### WORK ORDER:
Which lines in the data below contain the word "Hearing"? Return each of them.

### RECORDS FOR PROCESSING:
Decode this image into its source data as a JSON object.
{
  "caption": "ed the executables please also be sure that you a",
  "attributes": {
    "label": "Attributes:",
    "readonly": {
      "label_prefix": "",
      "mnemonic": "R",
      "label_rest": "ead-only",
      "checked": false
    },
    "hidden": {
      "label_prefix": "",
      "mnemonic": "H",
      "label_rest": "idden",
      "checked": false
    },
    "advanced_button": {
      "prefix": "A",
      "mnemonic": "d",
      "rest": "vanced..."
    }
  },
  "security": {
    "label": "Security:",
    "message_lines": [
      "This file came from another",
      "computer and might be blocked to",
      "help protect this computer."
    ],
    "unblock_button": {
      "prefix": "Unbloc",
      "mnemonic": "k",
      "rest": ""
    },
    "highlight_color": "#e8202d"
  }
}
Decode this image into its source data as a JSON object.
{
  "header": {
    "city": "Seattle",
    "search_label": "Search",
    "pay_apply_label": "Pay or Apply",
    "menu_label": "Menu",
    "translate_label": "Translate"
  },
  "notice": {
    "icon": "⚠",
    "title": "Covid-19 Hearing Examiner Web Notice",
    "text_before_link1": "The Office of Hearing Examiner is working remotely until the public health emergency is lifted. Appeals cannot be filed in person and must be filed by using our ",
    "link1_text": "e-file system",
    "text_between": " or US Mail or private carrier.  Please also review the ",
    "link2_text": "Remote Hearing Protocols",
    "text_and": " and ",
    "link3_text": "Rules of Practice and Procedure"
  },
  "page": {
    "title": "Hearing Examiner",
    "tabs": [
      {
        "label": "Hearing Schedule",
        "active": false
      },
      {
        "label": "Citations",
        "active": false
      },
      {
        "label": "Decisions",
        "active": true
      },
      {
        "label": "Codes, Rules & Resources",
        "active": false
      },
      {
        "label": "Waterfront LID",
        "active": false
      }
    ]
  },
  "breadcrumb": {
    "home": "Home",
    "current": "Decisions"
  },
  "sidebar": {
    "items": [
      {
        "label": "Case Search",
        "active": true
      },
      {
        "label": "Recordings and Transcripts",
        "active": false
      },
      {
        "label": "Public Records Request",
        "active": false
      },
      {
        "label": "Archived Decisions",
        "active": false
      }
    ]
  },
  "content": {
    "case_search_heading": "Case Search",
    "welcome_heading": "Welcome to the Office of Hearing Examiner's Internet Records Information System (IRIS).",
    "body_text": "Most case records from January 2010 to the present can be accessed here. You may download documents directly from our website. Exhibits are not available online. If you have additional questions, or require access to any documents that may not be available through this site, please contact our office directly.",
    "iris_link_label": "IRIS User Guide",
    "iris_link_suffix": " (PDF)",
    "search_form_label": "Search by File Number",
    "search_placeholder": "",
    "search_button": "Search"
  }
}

### SOLUTION TO THIS TASK:
    "title": "Covid-19 Hearing Examiner Web Notice",
    "text_before_link1": "The Office of Hearing Examiner is working remotely until the public health emergency is lifted. Appeals cannot be filed in person and must be filed by using our ",
    "link2_text": "Remote Hearing Protocols",
    "title": "Hearing Examiner",
        "label": "Hearing Schedule",
    "welcome_heading": "Welcome to the Office of Hearing Examiner's Internet Records Information System (IRIS).",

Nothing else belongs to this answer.